Architects: Roman Hutter Architektur
Location: Münster-Geschinen, Switzerland
Architect in Charge: Roman Hutter, Anne Janzen
Area: 634.0 sqm
Project Year: 2013
Photographs: Markus Käch
From the architect. INITIAL SITUATION_Münster - a small town in the Valais canton, surrounded by an impressive mountain panorama and characterized by centuries-old wooden log houses. New buildings stand out with their atypical proportions, huge balconies, attached garages and fake corner joints. They don’t comply with the tradition of the truthfully constructed wooden buildings. Due to this insensitive approach and the missing willingness to apply the traditional craftsmanship, they seem misplaced within the generic historical cluster of the village.
PROJECT SITE_The building is located at the edge of the village Münster. The ground floor is made of concrete and works as a base that carries the two-story wooden construction. Featuring split-levels, the building makes use of the sloping terrain while earth movements can be reduced to an absolute minimum. Surrounded by the typical local meadows, a narrow cobblestone path leads from the road to the western entrance, the southwest-facing patio and the southern entrance. During the winter months, one can step straight on the adjacent ski slope from here.
MATERIAL_ The character of the log building method is determined by structure and materiality. The log structure itself is made of larch wood. It is more noble and resistant than spruce wood. Larch wood is also used for the windows and most of the built-ins. The log walls penetrating the inside of the building are visible at all times. The internally insulated outer walls are clad and covered with Pushkin green loam rendering. A shadow gap along the upper edge of the plastered surfaces clearly reveals their non-structural character.
SPATIAL CONCEPT_ When using the log building method, the inside of a building automatically becomes a cluster of chambers. Scaling them horizontally according to their function generates two main rooms and two ancillary rooms instead of four equally sized rooms. The smaller ancillary rooms absorb both entrance areas, the stairwell, the kitchen and the bathroom. Different ceiling heights create a vertical differentiation of the rooms that can be perceived throughout the entire building and is reminiscent of Loos’ Raumplan. This spatial interplay also clearly shows in the facades of the building. The southern entrance leads into the ground floor which consists of guest room, guest bath and technical room. The western entrance is located at an intermediate landing. A short stair is leading to the spacious dining room featuring a high-ceilinged kitchen. The raised living area can be reached by climbing two more steps. The same difference in level can be found on the third floor between the two bedrooms and the shared bath room.

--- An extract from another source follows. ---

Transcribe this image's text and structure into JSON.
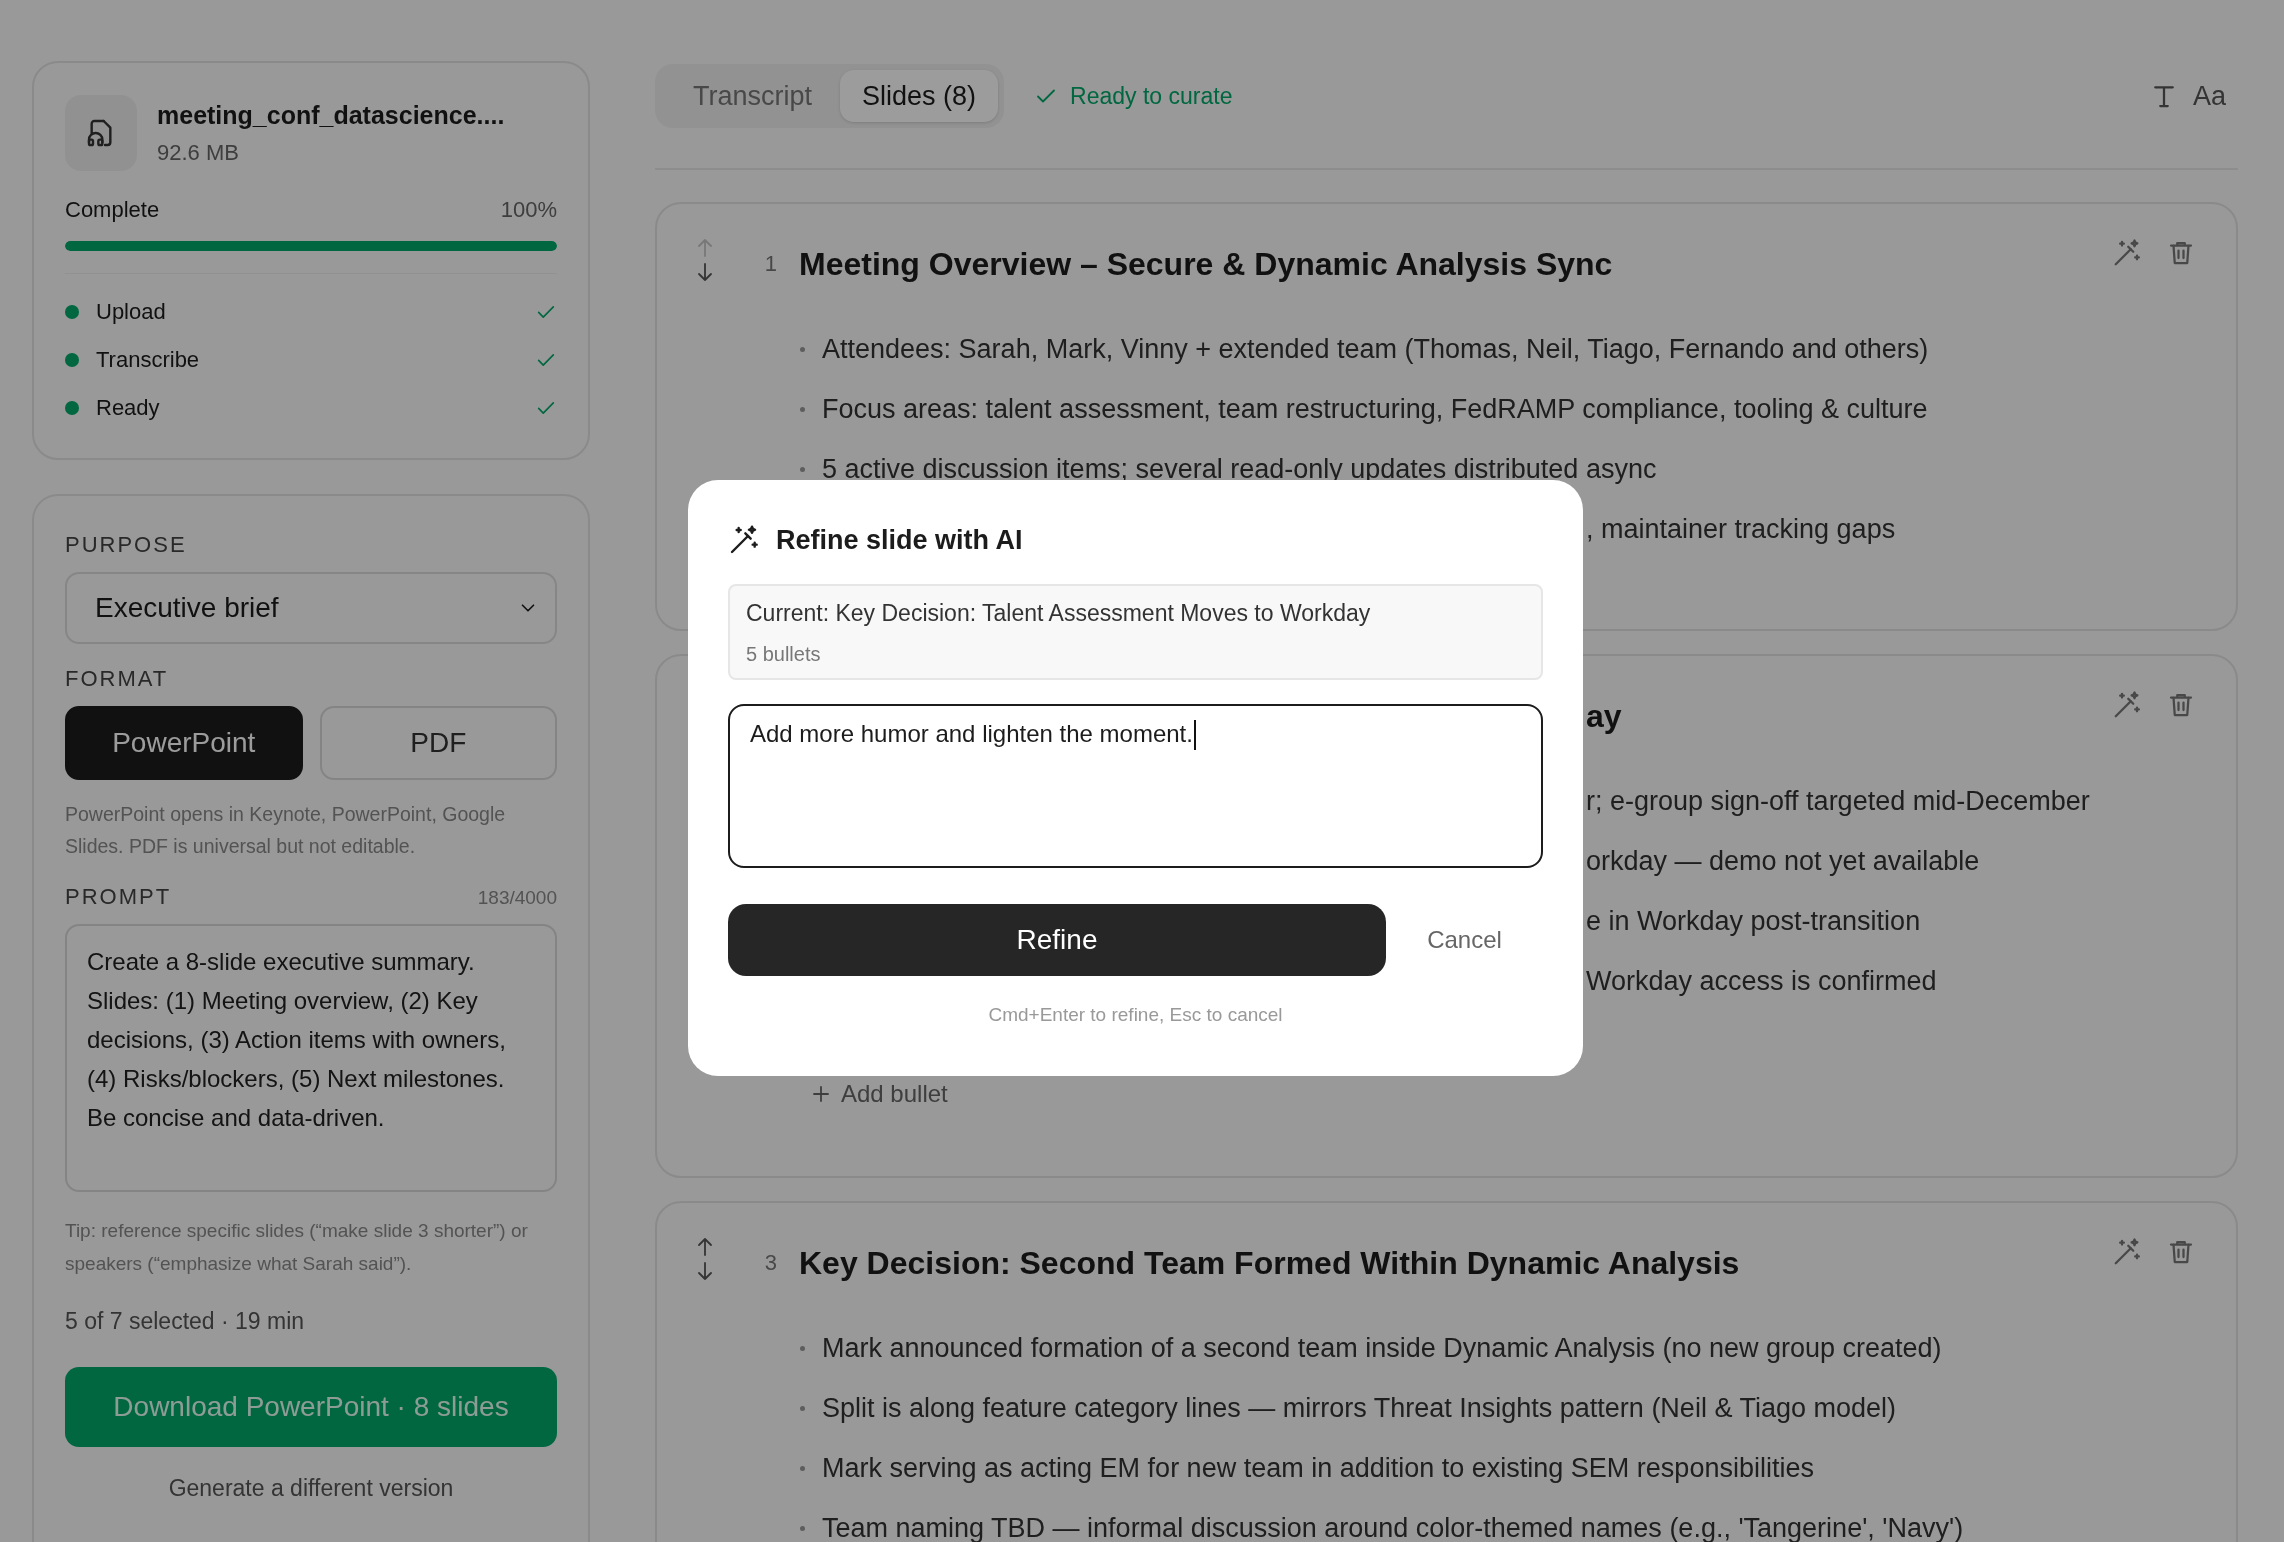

SUSTAINABILITY_Thanks to the extraction of thermal heat from the ground, no fossil energy is used for heat production. The renewable construction material wood reduces the amount of grey energy and thus decisively minimizes the ecological footprint of the building. In addition to that, returning to the log building method preserves, revives and promotes a traditional local craftsmanship.